TASK DIRECTIONS:
Restate each of the lines below word for word and drop every picture.

==========

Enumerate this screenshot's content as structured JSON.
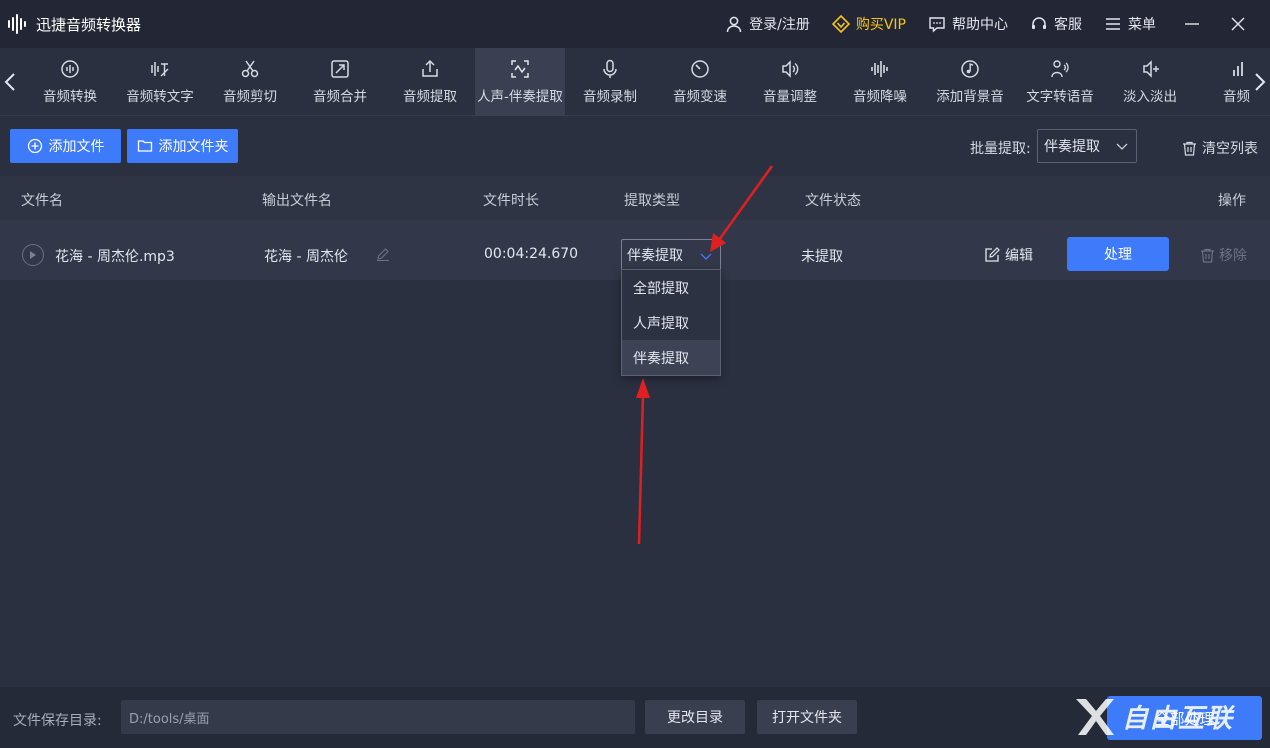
{
  "app": {
    "title": "迅捷音频转换器"
  },
  "titlebar": {
    "login": "登录/注册",
    "vip": "购买VIP",
    "help": "帮助中心",
    "service": "客服",
    "menu": "菜单"
  },
  "tools": [
    {
      "label": "音频转换",
      "icon": "audio-convert-icon"
    },
    {
      "label": "音频转文字",
      "icon": "audio-to-text-icon"
    },
    {
      "label": "音频剪切",
      "icon": "scissors-icon"
    },
    {
      "label": "音频合并",
      "icon": "merge-icon"
    },
    {
      "label": "音频提取",
      "icon": "upload-icon"
    },
    {
      "label": "人声-伴奏提取",
      "icon": "voice-separate-icon",
      "active": true
    },
    {
      "label": "音频录制",
      "icon": "microphone-icon"
    },
    {
      "label": "音频变速",
      "icon": "speed-icon"
    },
    {
      "label": "音量调整",
      "icon": "volume-icon"
    },
    {
      "label": "音频降噪",
      "icon": "waveform-icon"
    },
    {
      "label": "添加背景音",
      "icon": "music-note-icon"
    },
    {
      "label": "文字转语音",
      "icon": "text-to-speech-icon"
    },
    {
      "label": "淡入淡出",
      "icon": "fade-icon"
    },
    {
      "label": "音频s",
      "icon": "bars-icon"
    }
  ],
  "actions": {
    "add_file": "添加文件",
    "add_folder": "添加文件夹",
    "batch_label": "批量提取:",
    "batch_value": "伴奏提取",
    "clear_list": "清空列表"
  },
  "table": {
    "headers": {
      "filename": "文件名",
      "output": "输出文件名",
      "duration": "文件时长",
      "type": "提取类型",
      "status": "文件状态",
      "ops": "操作"
    },
    "row": {
      "filename": "花海 - 周杰伦.mp3",
      "output": "花海 - 周杰伦",
      "duration": "00:04:24.670",
      "type": "伴奏提取",
      "status": "未提取",
      "edit": "编辑",
      "process": "处理",
      "remove": "移除"
    }
  },
  "dropdown": {
    "options": [
      "全部提取",
      "人声提取",
      "伴奏提取"
    ],
    "selected_index": 2
  },
  "bottom": {
    "save_label": "文件保存目录:",
    "save_path": "D:/tools/桌面",
    "change_dir": "更改目录",
    "open_folder": "打开文件夹",
    "process_all": "全部处理"
  },
  "watermark": {
    "text": "自由互联"
  },
  "colors": {
    "accent": "#3e7bfa",
    "background": "#2b3040",
    "titlebar": "#232735",
    "vip": "#f5c518",
    "annotation_arrow": "#e02020"
  }
}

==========

PROBLEM SOLUTION:
Enumerate this screenshot's content as structured JSON.
{
  "app": {
    "title": "迅捷音频转换器"
  },
  "titlebar": {
    "login": "登录/注册",
    "vip": "购买VIP",
    "help": "帮助中心",
    "service": "客服",
    "menu": "菜单"
  },
  "tools": [
    {
      "label": "音频转换",
      "icon": "audio-convert-icon"
    },
    {
      "label": "音频转文字",
      "icon": "audio-to-text-icon"
    },
    {
      "label": "音频剪切",
      "icon": "scissors-icon"
    },
    {
      "label": "音频合并",
      "icon": "merge-icon"
    },
    {
      "label": "音频提取",
      "icon": "upload-icon"
    },
    {
      "label": "人声-伴奏提取",
      "icon": "voice-separate-icon",
      "active": true
    },
    {
      "label": "音频录制",
      "icon": "microphone-icon"
    },
    {
      "label": "音频变速",
      "icon": "speed-icon"
    },
    {
      "label": "音量调整",
      "icon": "volume-icon"
    },
    {
      "label": "音频降噪",
      "icon": "waveform-icon"
    },
    {
      "label": "添加背景音",
      "icon": "music-note-icon"
    },
    {
      "label": "文字转语音",
      "icon": "text-to-speech-icon"
    },
    {
      "label": "淡入淡出",
      "icon": "fade-icon"
    },
    {
      "label": "音频s",
      "icon": "bars-icon"
    }
  ],
  "actions": {
    "add_file": "添加文件",
    "add_folder": "添加文件夹",
    "batch_label": "批量提取:",
    "batch_value": "伴奏提取",
    "clear_list": "清空列表"
  },
  "table": {
    "headers": {
      "filename": "文件名",
      "output": "输出文件名",
      "duration": "文件时长",
      "type": "提取类型",
      "status": "文件状态",
      "ops": "操作"
    },
    "row": {
      "filename": "花海 - 周杰伦.mp3",
      "output": "花海 - 周杰伦",
      "duration": "00:04:24.670",
      "type": "伴奏提取",
      "status": "未提取",
      "edit": "编辑",
      "process": "处理",
      "remove": "移除"
    }
  },
  "dropdown": {
    "options": [
      "全部提取",
      "人声提取",
      "伴奏提取"
    ],
    "selected_index": 2
  },
  "bottom": {
    "save_label": "文件保存目录:",
    "save_path": "D:/tools/桌面",
    "change_dir": "更改目录",
    "open_folder": "打开文件夹",
    "process_all": "全部处理"
  },
  "watermark": {
    "text": "自由互联"
  },
  "colors": {
    "accent": "#3e7bfa",
    "background": "#2b3040",
    "titlebar": "#232735",
    "vip": "#f5c518",
    "annotation_arrow": "#e02020"
  }
}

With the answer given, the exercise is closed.